To say the defense is thin is a little bit of an understatement. Yes, they do have Duncan Keith and Brent Seabrook coming back but outside of those two guys, the Blackhawks don’t have much depth. The loss of Niklas Hjalmarsson and Marian Hossa is huge. Outside of Keith and Seabrook, Hjalmarsson was the Blackhawks best defenseman. The direction General Manager Stan Bowman went in the return of the Hjalmarsson trade shows that the Hawks are trying to do one thing on defense— to get younger.

Connor Murphy was the key return in the Niklas Hjalmarsson trade. Not only is he under team control, but he is also 24-years-old. With the other defensive prospects the Hawks have, Bowman is hinting that getting younger on the back end is a priority, not only because of the talent aspect, but because of the salary aspect, as well. The majority of the Hawks’ money is going to Toews, Kane, Keith, Seabrook, Hossa, and Saad. This allows Bowman to keep those players, while developing these younger defensemen. Most importantly, they are still on low salary contracts.

How much of a concern should the Hawks’ defense be? Personally, on a scale of 1 to 10, I’d say an eight, mainly because so many questions remain unanswered. Questions such as who is going to fill the Hjalmarsson void? How much ice time can Duncan Keith handle this season? Will Joel Queneville be able to trust those younger defensemen coming out of camp? Can Seabrook bounce back from last season? Can Michal Roszival return healthy and play decently? Do we see any improvement in Michael Kempny?

Don’t get me wrong, the Hawks have a lot of young defensemen who can really take advantage of an opportunity, but if last year’s post season was any indication, it’s that the Hawks are going to have to be better.

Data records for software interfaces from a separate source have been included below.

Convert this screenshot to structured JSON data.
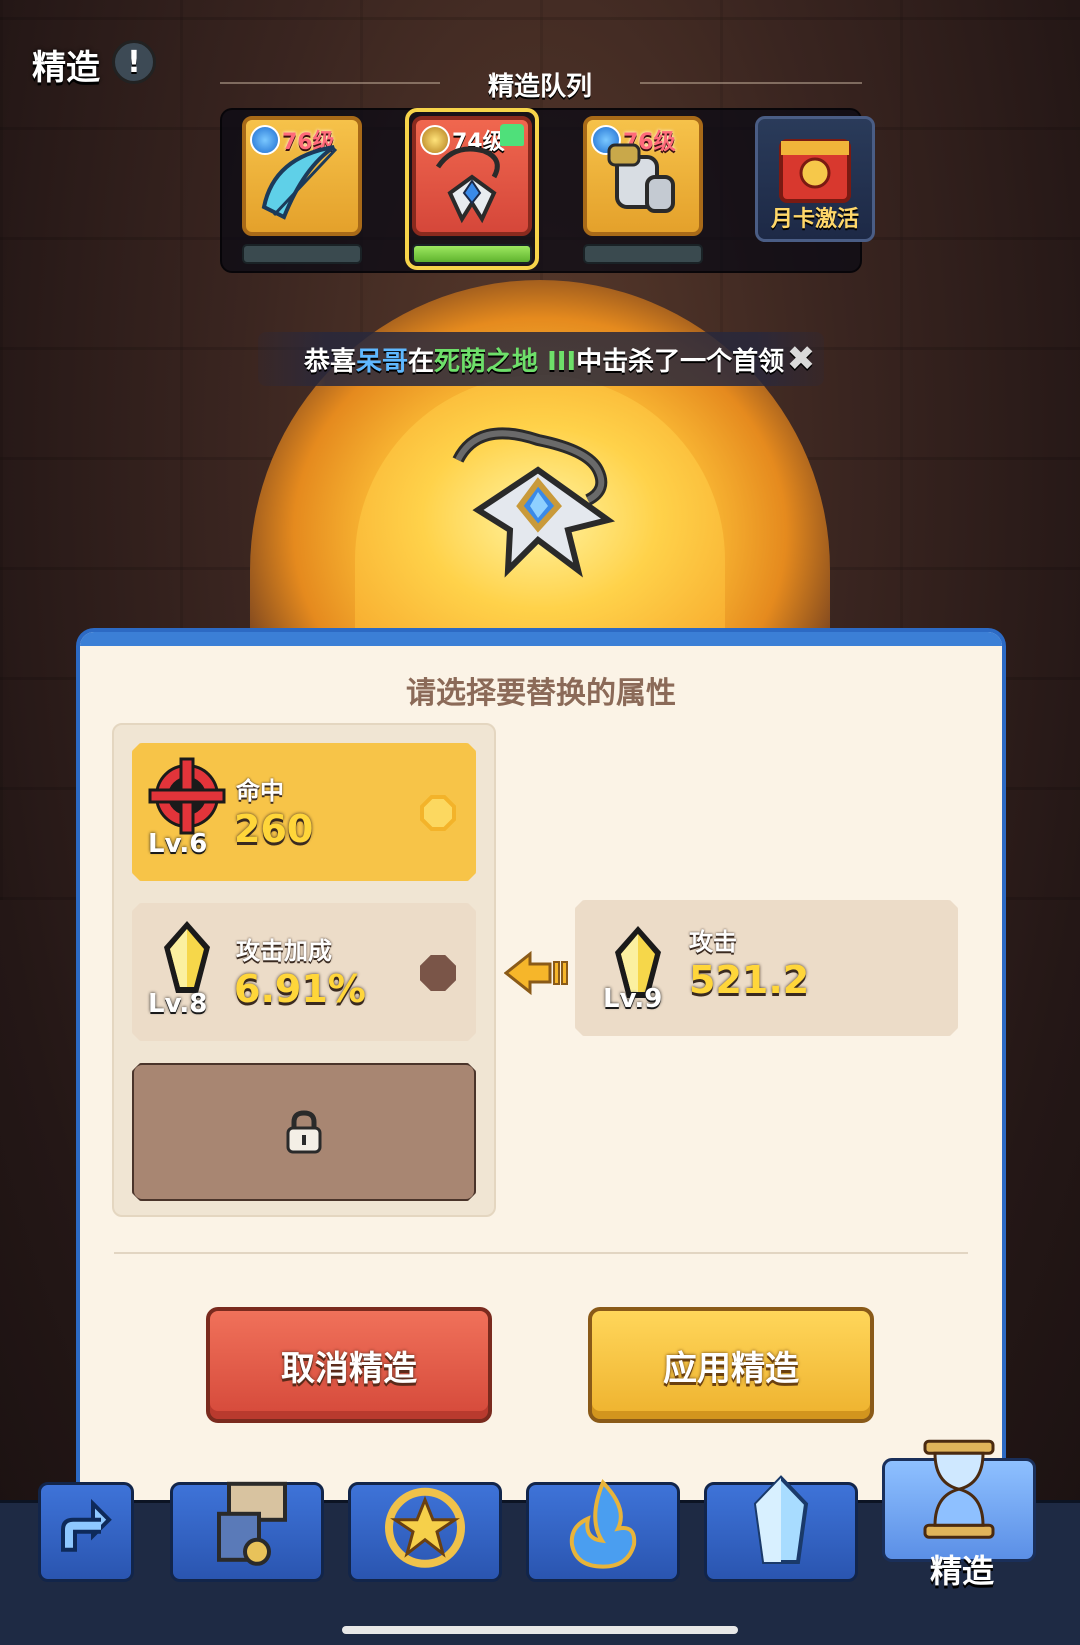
{
  "header": {
    "title": "精造",
    "info_icon": "exclamation-icon"
  },
  "queue": {
    "title": "精造队列",
    "slots": [
      {
        "level": "76级",
        "element": "water-swirl-icon",
        "item": "bow-icon",
        "progress": 0
      },
      {
        "level": "74级",
        "element": "sword-icon",
        "item": "amulet-icon",
        "progress": 1,
        "selected": true,
        "badge": "shirt-icon"
      },
      {
        "level": "76级",
        "element": "water-swirl-icon",
        "item": "gauntlet-icon",
        "progress": 0
      },
      {
        "label": "月卡激活",
        "item": "monthly-card-icon"
      }
    ]
  },
  "notice": {
    "parts": [
      "恭喜",
      "呆哥",
      "在",
      "死荫之地 III",
      "中击杀了一个首领"
    ],
    "close_icon": "close-icon"
  },
  "panel": {
    "heading": "请选择要替换的属性",
    "attributes": [
      {
        "name": "命中",
        "value": "260",
        "level": "Lv.6",
        "icon": "crosshair-icon",
        "selected": true
      },
      {
        "name": "攻击加成",
        "value": "6.91%",
        "level": "Lv.8",
        "icon": "attack-gem-icon",
        "selected": false
      },
      {
        "locked": true,
        "icon": "lock-icon"
      }
    ],
    "new_attribute": {
      "name": "攻击",
      "value": "521.2",
      "level": "Lv.9",
      "icon": "attack-gem-icon"
    },
    "arrow_icon": "arrow-left-icon"
  },
  "buttons": {
    "cancel": "取消精造",
    "apply": "应用精造"
  },
  "nav": {
    "items": [
      {
        "icon": "back-arrow-icon"
      },
      {
        "icon": "anvil-icon"
      },
      {
        "icon": "star-refresh-icon"
      },
      {
        "icon": "blue-flame-icon"
      },
      {
        "icon": "crystal-icon"
      },
      {
        "icon": "hourglass-icon",
        "label": "精造",
        "active": true
      }
    ]
  },
  "colors": {
    "accent_blue": "#3b7fd6",
    "gold": "#f7c448",
    "cancel_red": "#d5493a"
  }
}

My prediction: the Blackhawks WILL make the playoffs, BUT not win the Central Division or the Stanley Cup this season.